This regulation, applicable to all viticulture, specifies in its annexes that “Only uses that result in a maximum total application of 28kg of copper per hectare over a period of seven years are authorized”, and that “In particular, Member States may decide to set a maximum annual application rate not exceeding 4 kg/ha/year”.

In France, as part of the renewal of the Marketing Authorisations (MA) for phytosanitary products, the ANSES (National Health Security Agency for food, environment, and work) only issues MAS with a strict use of 4 kg/ha/year.

France Vin Bio believes that the ANSES practice of issuing marketing authorisation will quickly lead to finding on the market only cupric products usable at 4 kg/ha/year and will not allow levels to be taken over a seven-year average.

As a result, significant crop losses are likely to be expected in years of high downy mildew pressure.

France Vin Bio believes that alternatives to the use of copper do not make it possible to control downy mildew in case of strong pressure. The Ministry of Agriculture has published the “Road Map for Reducing the Use of Copper in Agriculture”. This document presents interesting proposals of the INRA (National Institute for Agricultural Research) about reducing copper doses.

Limits of the alternatives to copper

  • Resistant varieties are interesting as a medium and long-term solution. First, the decrees of controlled designation of origin must be amended, and the stable character of the resistance to the mildew checked. Then we have to create the market for these types of vines whose aromatic profiles are different from the current type of vines, to have the availability of the plants, integrate the replanting of resistant type of vines in the planting management.
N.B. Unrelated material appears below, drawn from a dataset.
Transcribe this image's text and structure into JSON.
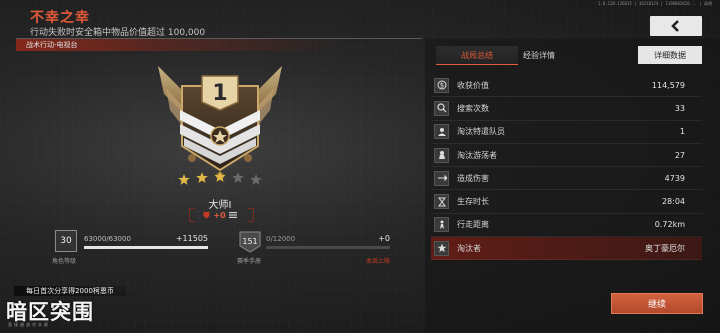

The organic vineyard will not be replanted in resistant grape varieties for many years (around 20 to 25 years).
  • Biocontrol techniques and natural preparations have extremely limited effectiveness in the event of strong pressure.
  • improving the quality of spraying is an interesting lever, but it has limits and has a cost for producers.
  • decision support tools have limitations and should be used as a complement to field observation. Gains at this level appear to be reduced.

France Vin Bio believes that the strict use of copper at 4kg/ha/year coupled with the lack of alternative solutions will lead to poor control of mildew in case of strong pressure. France Vin Bio is therefore in favour of maintaining the use of copper at 4 kg/ha/year on average with the possibility of using more or less according to the mildew pressure until reliable alternatives are found. France Vin Bio is also in favour of renewing the authorization for the use of copper after 2025.

Non treatment zones around residential areas (ZNT riverains)

The Government has decided on measures to protect people when protection products are used near residential areas.

The decree raises the fundamental question of residents and winegrowers living together, in a context of agricultural land going to housing estates.

Protecting agricultural populations, local communities, water resources, soils, etc. while maintaining an active rural fabric, which makes it possible to have an economically viable and ecologically responsible production, presupposes the involvement of all. A dialogue must therefore be established between all.

Non-treatment zones are only a partial response to this problem. For France Vin Bio, the distances to be respected must consider the dangerousness of phytosanitary products.

To be truly effective, the non-treatment zones constraint must not apply to biocontrol products or products used in organic agriculture, which are the least hazardous to human health and the environment.

France Vin Bio therefore wants the derogation in favour of biocontrol products to be extended to products usable in organic agriculture. Such an extension would ensure that areas close to buildings are treated in an organic or environmentally responsible manner.

 Such a positioning would be an important gesture from the Government to encourage winemakers to switch to organic agriculture.